I noticed this today while struggling to setup SSO on my Active Directory domain. Windows allows you to use setspn to create a Service principal without mapping it to a specific user account. This is normal operations for a Kerberos installation – if you review the Kerberos Protocol, there is no reason for the actual service principal to communicate directly with the KDC – it merely has to decode a valid looking ticket from the client to prove the client is who he says he is. In AD, if you don’t bother mapping a princ to a user account, you can’t actually get a TGT with that princ, only a TGS for it. If during the authentication process the service principal requests a TGT from the KDC, and refuses login to the client if it is unable to obtain one.
The only reason I can think that SSO is requiring the TGT is if is attempting to perform its own authorization – utilizing the TGT to get a TGS for the AD LDAP server to perform a GSSAPI login to it. However, this seems counter-intuitive, as authorization is handled by the LDAP directory, configured with a binddn elsewhere in Openfire, no?

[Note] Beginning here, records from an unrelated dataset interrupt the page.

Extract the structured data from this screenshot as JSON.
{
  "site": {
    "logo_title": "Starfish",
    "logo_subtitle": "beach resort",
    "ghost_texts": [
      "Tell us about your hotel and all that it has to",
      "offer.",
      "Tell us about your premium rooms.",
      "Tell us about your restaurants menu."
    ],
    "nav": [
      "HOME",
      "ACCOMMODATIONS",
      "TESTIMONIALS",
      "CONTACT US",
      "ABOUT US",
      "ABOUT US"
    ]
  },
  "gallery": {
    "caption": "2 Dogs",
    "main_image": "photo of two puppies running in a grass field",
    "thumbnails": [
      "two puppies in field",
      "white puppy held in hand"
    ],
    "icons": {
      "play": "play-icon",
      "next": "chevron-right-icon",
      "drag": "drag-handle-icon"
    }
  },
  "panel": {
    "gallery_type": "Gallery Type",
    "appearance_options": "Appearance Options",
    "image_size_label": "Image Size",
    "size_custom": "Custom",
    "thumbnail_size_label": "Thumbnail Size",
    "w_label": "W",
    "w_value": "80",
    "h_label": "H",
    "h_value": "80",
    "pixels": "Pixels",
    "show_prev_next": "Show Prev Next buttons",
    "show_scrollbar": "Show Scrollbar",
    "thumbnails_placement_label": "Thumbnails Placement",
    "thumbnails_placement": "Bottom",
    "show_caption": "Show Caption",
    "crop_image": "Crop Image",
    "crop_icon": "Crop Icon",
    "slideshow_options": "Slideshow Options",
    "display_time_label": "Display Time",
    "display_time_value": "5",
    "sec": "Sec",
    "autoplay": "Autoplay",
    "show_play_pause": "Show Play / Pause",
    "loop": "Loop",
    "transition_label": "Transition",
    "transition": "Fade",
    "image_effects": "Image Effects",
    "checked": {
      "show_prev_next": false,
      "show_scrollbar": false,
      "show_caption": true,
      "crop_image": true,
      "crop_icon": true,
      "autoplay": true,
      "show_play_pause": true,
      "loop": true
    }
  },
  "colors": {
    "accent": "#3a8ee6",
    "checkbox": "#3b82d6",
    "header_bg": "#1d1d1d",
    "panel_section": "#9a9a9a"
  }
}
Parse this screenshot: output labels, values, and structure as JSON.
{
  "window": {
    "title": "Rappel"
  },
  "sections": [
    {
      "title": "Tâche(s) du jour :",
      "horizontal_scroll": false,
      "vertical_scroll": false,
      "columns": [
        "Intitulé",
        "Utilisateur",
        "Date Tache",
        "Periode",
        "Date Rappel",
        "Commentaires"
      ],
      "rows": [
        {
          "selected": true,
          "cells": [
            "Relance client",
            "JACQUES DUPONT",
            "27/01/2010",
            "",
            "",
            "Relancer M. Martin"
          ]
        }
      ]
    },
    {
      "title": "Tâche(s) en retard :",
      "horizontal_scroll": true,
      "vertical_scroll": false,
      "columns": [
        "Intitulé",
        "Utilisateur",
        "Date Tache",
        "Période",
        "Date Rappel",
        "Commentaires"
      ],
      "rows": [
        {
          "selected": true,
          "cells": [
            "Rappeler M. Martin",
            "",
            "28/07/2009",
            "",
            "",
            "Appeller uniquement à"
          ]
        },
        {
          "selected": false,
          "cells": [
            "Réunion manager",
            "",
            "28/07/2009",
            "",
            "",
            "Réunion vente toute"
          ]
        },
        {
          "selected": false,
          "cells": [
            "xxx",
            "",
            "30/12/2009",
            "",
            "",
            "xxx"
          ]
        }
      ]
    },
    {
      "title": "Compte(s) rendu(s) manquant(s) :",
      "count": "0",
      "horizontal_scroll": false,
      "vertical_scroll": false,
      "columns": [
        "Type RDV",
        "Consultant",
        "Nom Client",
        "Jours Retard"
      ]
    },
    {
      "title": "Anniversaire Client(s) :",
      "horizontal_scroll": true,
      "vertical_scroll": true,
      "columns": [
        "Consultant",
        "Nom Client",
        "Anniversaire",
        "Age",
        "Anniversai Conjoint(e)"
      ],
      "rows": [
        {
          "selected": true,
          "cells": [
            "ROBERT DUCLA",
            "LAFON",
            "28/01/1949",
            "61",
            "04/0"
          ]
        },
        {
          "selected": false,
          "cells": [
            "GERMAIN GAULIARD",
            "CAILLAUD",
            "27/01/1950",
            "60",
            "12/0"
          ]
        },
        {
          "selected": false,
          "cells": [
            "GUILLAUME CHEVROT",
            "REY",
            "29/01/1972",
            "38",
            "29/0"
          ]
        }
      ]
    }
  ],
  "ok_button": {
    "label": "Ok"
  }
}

If authorization HAS to be performed by the service via GSSAPI, could one specify seperate service and host princs for the purposes of service authentication and authorization?